How much a victim will recover when they share fault in a South Carolina car accident all depends on how much blame each side has. For instance, if it is determined that a claimant is 30 percent liable for the accident, any compensation they receive would be reduced by 30 percent. That means if a jury awarded $30,000 in damages, the plaintiff would get $21,000, 70 percent of the full amount.
Example of Shared Liability
You may be wondering, how is it possible for two drivers to share liability for an accident?
Shared liability is more common than you might think. Nobody drives perfectly all the time. If two drivers fail to pay attention or adhere to the rules of the road at the exact same instance, the risk for an accident goes up.
An example: Say one driver is waiting to make a left turn at an intersection. The driver turns in front of an oncoming car, not realizing how fast the vehicle is traveling. The driver of the oncoming is exceeding the speed limit. In this instance, both drivers would be at fault: the speeding driver for not adhering to the speed limit and the other driver for failure to yield. If an injury claim involving this scenario went to trial, the jury would be responsible for deciding how much fault each driver contributed. They may determine that the speeding driver was 40 percent at fault, while the driver who failed to yield was 60 percent responsible.
The speeding driver would still be entitled to receive compensation through an injury claim, but the amount received would be reduced by 40 percent.
How is Fault Determined in a Car Accident Case?
Determining fault in a South Carolina car accident case involves three entities: law enforcement, the insurance agency, and the courts.
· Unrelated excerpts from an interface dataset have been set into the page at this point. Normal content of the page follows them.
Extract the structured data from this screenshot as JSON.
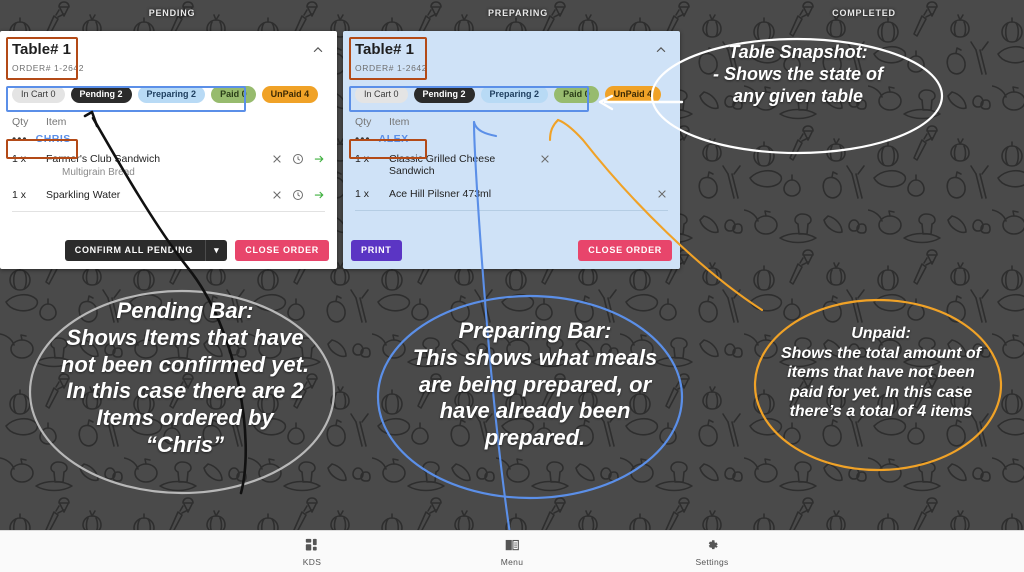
{
  "columns": [
    {
      "label": "PENDING"
    },
    {
      "label": "PREPARING"
    },
    {
      "label": "COMPLETED"
    }
  ],
  "cards": [
    {
      "id": "pending",
      "table_title": "Table# 1",
      "order_number": "ORDER# 1-2642",
      "collapse_icon": "chevron-up-icon",
      "chips": [
        {
          "label": "In Cart 0",
          "name": "chip-in-cart"
        },
        {
          "label": "Pending 2",
          "name": "chip-pending"
        },
        {
          "label": "Preparing 2",
          "name": "chip-preparing"
        },
        {
          "label": "Paid 0",
          "name": "chip-paid"
        },
        {
          "label": "UnPaid 4",
          "name": "chip-unpaid"
        }
      ],
      "table_headers": {
        "qty": "Qty",
        "item": "Item"
      },
      "guest": "CHRIS",
      "guest_menu_icon": "more-horizontal-icon",
      "items": [
        {
          "qty": "1 x",
          "name": "Farmer's Club Sandwich",
          "modifier": "Multigrain Bread"
        },
        {
          "qty": "1 x",
          "name": "Sparkling Water",
          "modifier": ""
        }
      ],
      "row_icons": [
        "close-icon",
        "clock-icon",
        "arrow-right-icon"
      ],
      "buttons": {
        "confirm": "CONFIRM ALL PENDING",
        "split_icon": "chevron-down-icon",
        "close_order": "CLOSE ORDER"
      }
    },
    {
      "id": "preparing",
      "table_title": "Table# 1",
      "order_number": "ORDER# 1-2642",
      "collapse_icon": "chevron-up-icon",
      "chips": [
        {
          "label": "In Cart 0",
          "name": "chip-in-cart"
        },
        {
          "label": "Pending 2",
          "name": "chip-pending"
        },
        {
          "label": "Preparing 2",
          "name": "chip-preparing"
        },
        {
          "label": "Paid 0",
          "name": "chip-paid"
        },
        {
          "label": "UnPaid 4",
          "name": "chip-unpaid"
        }
      ],
      "table_headers": {
        "qty": "Qty",
        "item": "Item"
      },
      "guest": "ALEX",
      "guest_menu_icon": "more-horizontal-icon",
      "items": [
        {
          "qty": "1 x",
          "name": "Classic Grilled Cheese Sandwich",
          "modifier": ""
        },
        {
          "qty": "1 x",
          "name": "Ace Hill Pilsner 473ml",
          "modifier": ""
        }
      ],
      "row_icons": [
        "close-icon"
      ],
      "buttons": {
        "print": "PRINT",
        "close_order": "CLOSE ORDER"
      }
    }
  ],
  "annotations": {
    "snapshot": "Table Snapshot:\n- Shows the state of\nany given table",
    "pending": "Pending Bar:\nShows Items that have\nnot been confirmed yet.\nIn this case there are 2\nItems ordered by\n“Chris”",
    "preparing": "Preparing Bar:\nThis shows what meals\nare being prepared, or\nhave already been\nprepared.",
    "unpaid": "Unpaid:\nShows the total amount of\nitems that have not been\npaid for yet. In this case\nthere’s a total of 4 items"
  },
  "bottom_nav": [
    {
      "label": "KDS",
      "icon": "dashboard-grid-icon"
    },
    {
      "label": "Menu",
      "icon": "book-menu-icon"
    },
    {
      "label": "Settings",
      "icon": "gear-icon"
    }
  ],
  "colors": {
    "background": "#4a4a4a",
    "pattern_line": "#2e2e2e",
    "card_pending_bg": "#ffffff",
    "card_preparing_bg": "#cfe2f7",
    "chip_pending": "#2b2b2b",
    "chip_preparing": "#b8daf5",
    "chip_paid": "#97bb6e",
    "chip_unpaid": "#f0a227",
    "btn_close_order": "#e8456b",
    "btn_print": "#5b35c4",
    "accent_green": "#3fb03f",
    "guest_name": "#5b8fe8",
    "annot_white": "#ffffff",
    "annot_gray": "#b8b8b8",
    "annot_blue": "#5b8fe8",
    "annot_orange": "#f0a227",
    "annot_box": "#b34a17"
  }
}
Directly after an accident, a law enforcement officer will interview all involved parties and any witnesses. The officer will ask questions to try to piece together what happened. To corroborate the information in the accident report, the investigating officer may take photos of the scene of the accident. The officer may issue citations for violations of traffic laws. In the incident described in the example, a responding officer might issue citations to both drivers, to one for speeding and to the other for failure to yield.
Once a claim is filed with an insurance company, the insurance adjusters will review the facts and determine each party’s liability. The adjustors will account what is in the police report. Adjustors also will consider medical records, examine vehicle damage, and verify details regarding the insured drivers. They may interview eyewitnesses and review available video footage and images.
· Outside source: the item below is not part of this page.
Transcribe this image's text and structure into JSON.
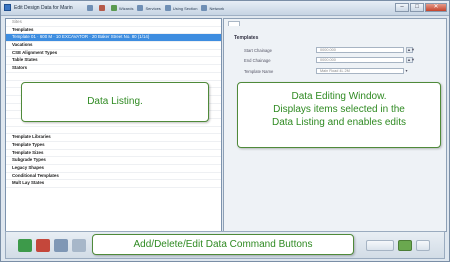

The adjustors may assign a percentage of fault to each driver. An insurance company will rely on that determination of the degree of fault in deciding whether to settle a claim and how much to offer as a settlement.
Police reports and determinations of fault by the insurance companies do not determine the outcome of a car accident injury case that goes to trial in South Carolina.
If an accident case goes to trial, then the jury that hears the case is responsible for considering all the evidence, determining fault and whether to award damages.
Where to Turn for Help
If you were partly at fault in a car accident in South Carolina, you may still have a right to recover compensation for your injuries and damages. You should talk with a knowledgeable injury attorney about the details of the accident to get a clear understanding of your legal options. Contact a South Carolina car accident attorney at David Blackwell Law for a free consultation about your accident. Our law firm is committed to representing the right people for the right reasons and to making our community a better place to live. If you have a legitimate personal injury claim, we will fight to take care of you and to seek just compensation for your injuries. Contact us online today to get started.